**** MATERIAL PROVIDED ****
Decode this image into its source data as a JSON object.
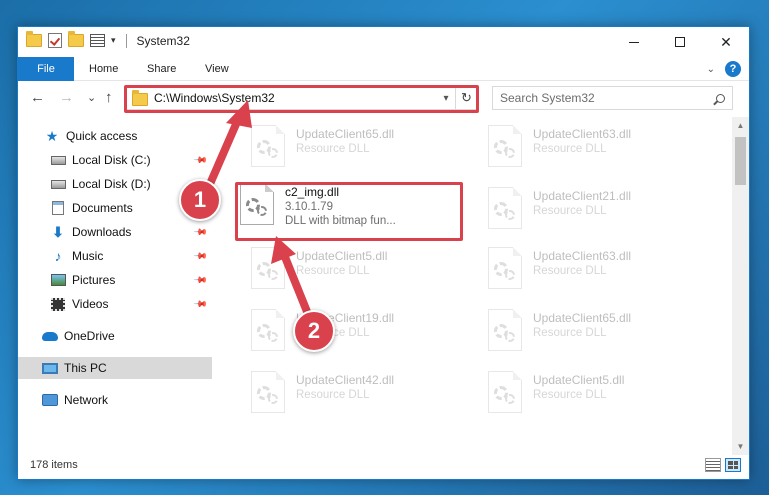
{
  "window": {
    "title": "System32",
    "controls": {
      "minimize": "minimize",
      "maximize": "maximize",
      "close": "✕"
    }
  },
  "ribbon": {
    "tabs": [
      {
        "label": "File"
      },
      {
        "label": "Home"
      },
      {
        "label": "Share"
      },
      {
        "label": "View"
      }
    ],
    "help": "?"
  },
  "nav": {
    "back": "←",
    "forward": "→",
    "recent": "⌄",
    "up": "↑",
    "address": "C:\\Windows\\System32",
    "refresh": "↻"
  },
  "search": {
    "placeholder": "Search System32"
  },
  "sidebar": {
    "items": [
      {
        "label": "Quick access",
        "icon": "star-icon",
        "pinned": false
      },
      {
        "label": "Local Disk (C:)",
        "icon": "drive-icon",
        "pinned": true
      },
      {
        "label": "Local Disk (D:)",
        "icon": "drive-icon",
        "pinned": false
      },
      {
        "label": "Documents",
        "icon": "document-icon",
        "pinned": true
      },
      {
        "label": "Downloads",
        "icon": "download-icon",
        "pinned": true
      },
      {
        "label": "Music",
        "icon": "music-icon",
        "pinned": true
      },
      {
        "label": "Pictures",
        "icon": "pictures-icon",
        "pinned": true
      },
      {
        "label": "Videos",
        "icon": "videos-icon",
        "pinned": true
      },
      {
        "label": "OneDrive",
        "icon": "onedrive-icon",
        "pinned": false
      },
      {
        "label": "This PC",
        "icon": "this-pc-icon",
        "pinned": false,
        "selected": true
      },
      {
        "label": "Network",
        "icon": "network-icon",
        "pinned": false
      }
    ]
  },
  "files": {
    "highlighted": {
      "name": "c2_img.dll",
      "version": "3.10.1.79",
      "description": "DLL with bitmap fun..."
    },
    "left_column": [
      {
        "name": "UpdateClient65.dll",
        "sub": "Resource DLL"
      },
      {
        "name": "UpdateClient5.dll",
        "sub": "Resource DLL"
      },
      {
        "name": "UpdateClient19.dll",
        "sub": "Resource DLL"
      },
      {
        "name": "UpdateClient42.dll",
        "sub": "Resource DLL"
      }
    ],
    "right_column": [
      {
        "name": "UpdateClient63.dll",
        "sub": "Resource DLL"
      },
      {
        "name": "UpdateClient21.dll",
        "sub": "Resource DLL"
      },
      {
        "name": "UpdateClient63.dll",
        "sub": "Resource DLL"
      },
      {
        "name": "UpdateClient65.dll",
        "sub": "Resource DLL"
      },
      {
        "name": "UpdateClient5.dll",
        "sub": "Resource DLL"
      }
    ]
  },
  "status": {
    "item_count": "178 items"
  },
  "annotations": {
    "step1": "1",
    "step2": "2",
    "color": "#d9414c"
  }
}
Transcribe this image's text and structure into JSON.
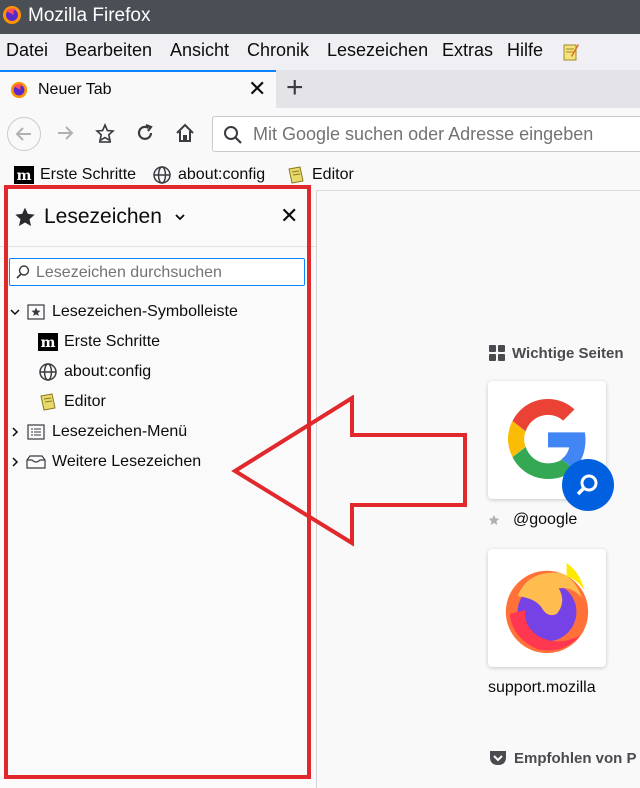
{
  "window": {
    "title": "Mozilla Firefox"
  },
  "menu": {
    "items": [
      {
        "label": "Datei"
      },
      {
        "label": "Bearbeiten"
      },
      {
        "label": "Ansicht"
      },
      {
        "label": "Chronik"
      },
      {
        "label": "Lesezeichen"
      },
      {
        "label": "Extras"
      },
      {
        "label": "Hilfe"
      }
    ]
  },
  "tab": {
    "label": "Neuer Tab",
    "icon": "firefox-icon"
  },
  "urlbar": {
    "placeholder": "Mit Google suchen oder Adresse eingeben"
  },
  "bookmarks_toolbar": {
    "items": [
      {
        "label": "Erste Schritte",
        "icon": "mozilla-m-icon"
      },
      {
        "label": "about:config",
        "icon": "globe-icon"
      },
      {
        "label": "Editor",
        "icon": "notepad-icon"
      }
    ]
  },
  "sidebar": {
    "title": "Lesezeichen",
    "search_placeholder": "Lesezeichen durchsuchen",
    "tree": {
      "toolbar_folder": "Lesezeichen-Symbolleiste",
      "children": [
        {
          "label": "Erste Schritte",
          "icon": "mozilla-m-icon"
        },
        {
          "label": "about:config",
          "icon": "globe-icon"
        },
        {
          "label": "Editor",
          "icon": "notepad-icon"
        }
      ],
      "menu_folder": "Lesezeichen-Menü",
      "other_folder": "Weitere Lesezeichen"
    }
  },
  "newtab": {
    "top_sites_title": "Wichtige Seiten",
    "tiles": [
      {
        "label": "@google",
        "icon": "google-icon"
      },
      {
        "label": "support.mozilla",
        "icon": "firefox-icon"
      }
    ],
    "recommended_title": "Empfohlen von P"
  },
  "colors": {
    "highlight": "#e0282d",
    "titlebar": "#4a4f55",
    "accent": "#0a84ff"
  }
}
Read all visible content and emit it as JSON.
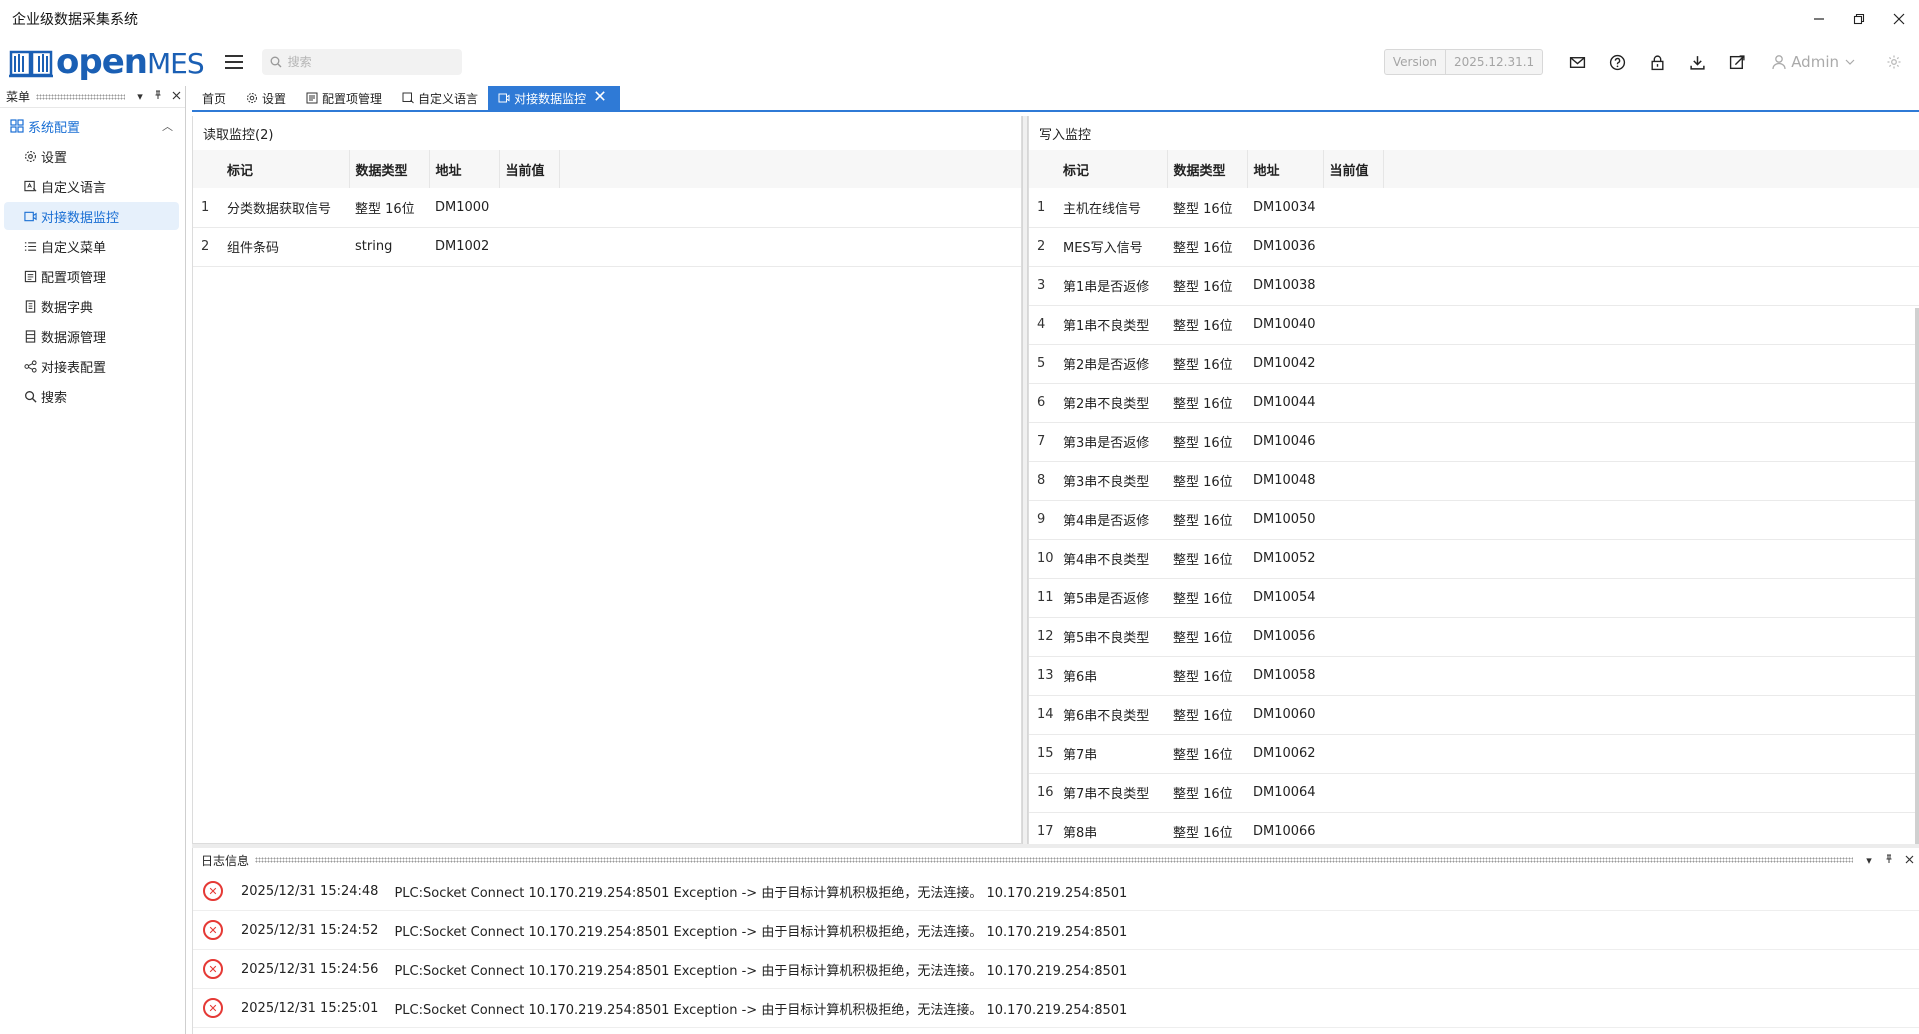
{
  "window": {
    "title": "企业级数据采集系统"
  },
  "header": {
    "logo_open": "open",
    "logo_mes": "MES",
    "search_placeholder": "搜索",
    "version_label": "Version",
    "version_value": "2025.12.31.1",
    "user": "Admin"
  },
  "menu_panel": {
    "title": "菜单"
  },
  "nav": {
    "group": "系统配置",
    "items": [
      {
        "label": "设置",
        "icon": "gear-icon"
      },
      {
        "label": "自定义语言",
        "icon": "language-icon"
      },
      {
        "label": "对接数据监控",
        "icon": "monitor-icon",
        "active": true
      },
      {
        "label": "自定义菜单",
        "icon": "list-icon"
      },
      {
        "label": "配置项管理",
        "icon": "config-icon"
      },
      {
        "label": "数据字典",
        "icon": "dictionary-icon"
      },
      {
        "label": "数据源管理",
        "icon": "datasource-icon"
      },
      {
        "label": "对接表配置",
        "icon": "share-icon"
      },
      {
        "label": "搜索",
        "icon": "search-icon"
      }
    ]
  },
  "tabs": [
    {
      "label": "首页"
    },
    {
      "label": "设置"
    },
    {
      "label": "配置项管理"
    },
    {
      "label": "自定义语言"
    },
    {
      "label": "对接数据监控",
      "active": true
    }
  ],
  "read_monitor": {
    "title": "读取监控(2)",
    "columns": [
      "标记",
      "数据类型",
      "地址",
      "当前值"
    ],
    "rows": [
      {
        "idx": "1",
        "tag": "分类数据获取信号",
        "type": "整型 16位",
        "addr": "DM1000",
        "value": ""
      },
      {
        "idx": "2",
        "tag": "组件条码",
        "type": "string",
        "addr": "DM1002",
        "value": ""
      }
    ]
  },
  "write_monitor": {
    "title": "写入监控",
    "columns": [
      "标记",
      "数据类型",
      "地址",
      "当前值"
    ],
    "rows": [
      {
        "idx": "1",
        "tag": "主机在线信号",
        "type": "整型 16位",
        "addr": "DM10034",
        "value": ""
      },
      {
        "idx": "2",
        "tag": "MES写入信号",
        "type": "整型 16位",
        "addr": "DM10036",
        "value": ""
      },
      {
        "idx": "3",
        "tag": "第1串是否返修",
        "type": "整型 16位",
        "addr": "DM10038",
        "value": ""
      },
      {
        "idx": "4",
        "tag": "第1串不良类型",
        "type": "整型 16位",
        "addr": "DM10040",
        "value": ""
      },
      {
        "idx": "5",
        "tag": "第2串是否返修",
        "type": "整型 16位",
        "addr": "DM10042",
        "value": ""
      },
      {
        "idx": "6",
        "tag": "第2串不良类型",
        "type": "整型 16位",
        "addr": "DM10044",
        "value": ""
      },
      {
        "idx": "7",
        "tag": "第3串是否返修",
        "type": "整型 16位",
        "addr": "DM10046",
        "value": ""
      },
      {
        "idx": "8",
        "tag": "第3串不良类型",
        "type": "整型 16位",
        "addr": "DM10048",
        "value": ""
      },
      {
        "idx": "9",
        "tag": "第4串是否返修",
        "type": "整型 16位",
        "addr": "DM10050",
        "value": ""
      },
      {
        "idx": "10",
        "tag": "第4串不良类型",
        "type": "整型 16位",
        "addr": "DM10052",
        "value": ""
      },
      {
        "idx": "11",
        "tag": "第5串是否返修",
        "type": "整型 16位",
        "addr": "DM10054",
        "value": ""
      },
      {
        "idx": "12",
        "tag": "第5串不良类型",
        "type": "整型 16位",
        "addr": "DM10056",
        "value": ""
      },
      {
        "idx": "13",
        "tag": "第6串",
        "type": "整型 16位",
        "addr": "DM10058",
        "value": ""
      },
      {
        "idx": "14",
        "tag": "第6串不良类型",
        "type": "整型 16位",
        "addr": "DM10060",
        "value": ""
      },
      {
        "idx": "15",
        "tag": "第7串",
        "type": "整型 16位",
        "addr": "DM10062",
        "value": ""
      },
      {
        "idx": "16",
        "tag": "第7串不良类型",
        "type": "整型 16位",
        "addr": "DM10064",
        "value": ""
      },
      {
        "idx": "17",
        "tag": "第8串",
        "type": "整型 16位",
        "addr": "DM10066",
        "value": ""
      }
    ]
  },
  "log_panel": {
    "title": "日志信息",
    "entries": [
      {
        "time": "2025/12/31 15:24:48",
        "message": "PLC:Socket Connect 10.170.219.254:8501 Exception -> 由于目标计算机积极拒绝，无法连接。 10.170.219.254:8501"
      },
      {
        "time": "2025/12/31 15:24:52",
        "message": "PLC:Socket Connect 10.170.219.254:8501 Exception -> 由于目标计算机积极拒绝，无法连接。 10.170.219.254:8501"
      },
      {
        "time": "2025/12/31 15:24:56",
        "message": "PLC:Socket Connect 10.170.219.254:8501 Exception -> 由于目标计算机积极拒绝，无法连接。 10.170.219.254:8501"
      },
      {
        "time": "2025/12/31 15:25:01",
        "message": "PLC:Socket Connect 10.170.219.254:8501 Exception -> 由于目标计算机积极拒绝，无法连接。 10.170.219.254:8501"
      }
    ]
  },
  "colors": {
    "accent": "#2f7ad6",
    "brand": "#1a5fb4",
    "error": "#e53935"
  }
}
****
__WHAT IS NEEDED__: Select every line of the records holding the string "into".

__EXERCISE ANSWER__:
Decode this image into its source data as a JSON object.
Transcribe this image's text and structure into JSON.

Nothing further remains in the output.